Those invitations are likely designed to reassure the president’s base. Dan Holler, a vice president at Heritage Action for America, said grassroots conservatives are “energized” by the debate over immigration. He said there are major risks and rewards for Trump and Republican lawmakers, depending on which proposals move forward.
“If the president gets a substantial win on immigration policy, I think the conservative base is highly motivated heading into 2018,” Holler told RCP before the White House proposal was released last week. (Heritage later criticized it over the citizenship provision.) “By contrast, if the president signs a deal that looks very much like Graham-Durbin, there’s amnesty for multiple millions of people, weak border-security language, that demoralizes the conservative base, the Republican base.”

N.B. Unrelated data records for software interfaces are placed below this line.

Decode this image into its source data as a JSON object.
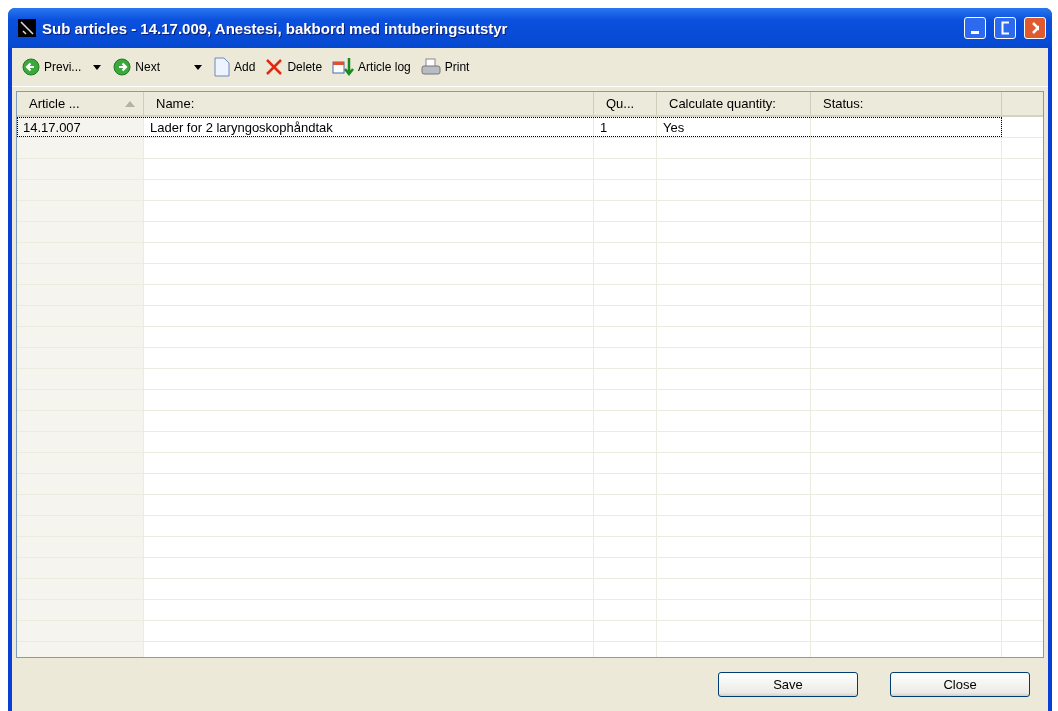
{
  "window": {
    "title": "Sub articles - 14.17.009, Anestesi, bakbord med intuberingsutstyr"
  },
  "toolbar": [
    {
      "kind": "back",
      "label": "Previ...",
      "dropdown": true
    },
    {
      "kind": "forward",
      "label": "Next",
      "dropdown": true
    },
    {
      "kind": "add",
      "label": "Add",
      "dropdown": false
    },
    {
      "kind": "delete",
      "label": "Delete",
      "dropdown": false
    },
    {
      "kind": "log",
      "label": "Article log",
      "dropdown": false
    },
    {
      "kind": "print",
      "label": "Print",
      "dropdown": false
    }
  ],
  "table": {
    "columns": [
      {
        "label": "Article ...",
        "sorted": true
      },
      {
        "label": "Name:",
        "sorted": false
      },
      {
        "label": "Qu...",
        "sorted": false
      },
      {
        "label": "Calculate quantity:",
        "sorted": false
      },
      {
        "label": "Status:",
        "sorted": false
      }
    ],
    "rows": [
      {
        "cells": [
          "14.17.007",
          "Lader for 2 laryngoskophåndtak",
          "1",
          "Yes",
          ""
        ],
        "selected": true
      }
    ]
  },
  "buttons": [
    "Save",
    "Close"
  ]
}
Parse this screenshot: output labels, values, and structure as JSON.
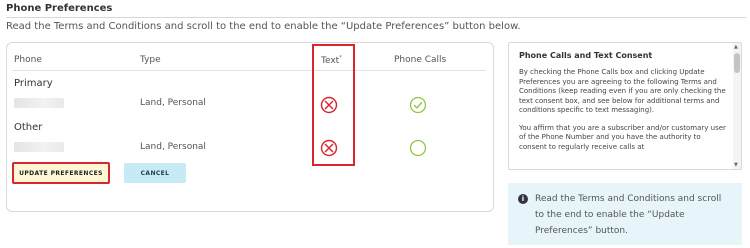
{
  "page": {
    "title": "Phone Preferences",
    "instructions": "Read the Terms and Conditions and scroll to the end to enable the “Update Preferences” button below."
  },
  "table": {
    "headers": {
      "phone": "Phone",
      "type": "Type",
      "text": "Text",
      "text_marker": "*",
      "phone_calls": "Phone Calls"
    },
    "rows": [
      {
        "section": "Primary",
        "type": "Land, Personal",
        "text_state": "not-allowed",
        "calls_state": "checked"
      },
      {
        "section": "Other",
        "type": "Land, Personal",
        "text_state": "not-allowed",
        "calls_state": "unchecked"
      }
    ]
  },
  "buttons": {
    "update": "UPDATE PREFERENCES",
    "cancel": "CANCEL"
  },
  "terms": {
    "title": "Phone Calls and Text Consent",
    "paragraph1": "By checking the Phone Calls box and clicking Update Preferences you are agreeing to the following Terms and Conditions (keep reading even if you are only checking the text consent box, and see below for additional terms and conditions specific to text messaging).",
    "paragraph2": "You affirm that you are a subscriber and/or customary user of the Phone Number and you have the authority to consent to regularly receive calls at"
  },
  "notice": {
    "icon": "info-icon",
    "text": "Read the Terms and Conditions and scroll to the end to enable the “Update Preferences” button."
  },
  "colors": {
    "highlight": "#d9262e",
    "check": "#8cc63f",
    "update_bg": "#fff6d6",
    "cancel_bg": "#c6ebf7",
    "notice_bg": "#e7f4f9"
  }
}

Still, the administration pointed to endorsements for its proposal from immigration restrictionists such as Sens. Tom Cotton and David Perdue. “I think conservatives recognize the benefit to really securing our border and helping to fix these long-term problems,” White House Legislative Affairs Director Marc Short told “Fox News Sunday.” “I think we're going to get widespread support on our side.”
Still, Trump’s push in the State of the Union will be just the starting point. Oklahoma Republican Sen. James Lankford said he told the president that he is best positioned to forge consensus. “I have pushed on the president to say, ‘You're the only one that's heard everybody,’” Lankford said. “He is uniquely in that position to say this is the right way to do it.”